Try it:
What is the number of lines in this data that contain the word "desc"? Give the number alone.

Source information:
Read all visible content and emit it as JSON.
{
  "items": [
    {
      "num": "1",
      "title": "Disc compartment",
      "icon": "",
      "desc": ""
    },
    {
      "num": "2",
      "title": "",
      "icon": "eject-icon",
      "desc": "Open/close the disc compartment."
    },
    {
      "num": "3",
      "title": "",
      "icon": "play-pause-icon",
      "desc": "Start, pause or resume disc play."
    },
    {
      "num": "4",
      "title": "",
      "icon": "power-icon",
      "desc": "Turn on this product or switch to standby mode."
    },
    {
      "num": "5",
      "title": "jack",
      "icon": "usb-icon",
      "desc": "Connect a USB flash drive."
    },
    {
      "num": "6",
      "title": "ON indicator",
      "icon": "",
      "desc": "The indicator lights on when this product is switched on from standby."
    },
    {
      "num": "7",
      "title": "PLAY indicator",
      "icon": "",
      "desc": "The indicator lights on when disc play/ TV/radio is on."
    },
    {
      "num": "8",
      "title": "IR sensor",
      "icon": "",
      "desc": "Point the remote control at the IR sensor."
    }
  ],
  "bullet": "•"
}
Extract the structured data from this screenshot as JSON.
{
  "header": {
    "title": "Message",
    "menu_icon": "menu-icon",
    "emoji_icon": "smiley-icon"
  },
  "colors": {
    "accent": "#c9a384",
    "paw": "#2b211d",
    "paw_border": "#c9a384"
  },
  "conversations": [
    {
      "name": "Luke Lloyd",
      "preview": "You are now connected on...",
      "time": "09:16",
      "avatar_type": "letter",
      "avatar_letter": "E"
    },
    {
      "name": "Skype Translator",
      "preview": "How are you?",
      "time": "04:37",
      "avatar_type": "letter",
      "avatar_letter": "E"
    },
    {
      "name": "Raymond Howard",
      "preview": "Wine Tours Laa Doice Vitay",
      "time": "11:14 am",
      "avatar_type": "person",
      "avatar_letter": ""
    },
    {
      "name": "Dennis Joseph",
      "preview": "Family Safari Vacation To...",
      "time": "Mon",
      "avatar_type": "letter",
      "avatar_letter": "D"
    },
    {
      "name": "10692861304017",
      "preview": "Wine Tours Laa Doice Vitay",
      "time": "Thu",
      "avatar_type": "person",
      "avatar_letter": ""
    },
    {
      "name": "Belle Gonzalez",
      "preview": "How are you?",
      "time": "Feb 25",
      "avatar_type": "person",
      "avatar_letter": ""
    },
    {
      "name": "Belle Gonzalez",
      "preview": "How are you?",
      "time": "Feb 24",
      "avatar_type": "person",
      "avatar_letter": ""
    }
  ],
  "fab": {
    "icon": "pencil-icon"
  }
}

Task result:
8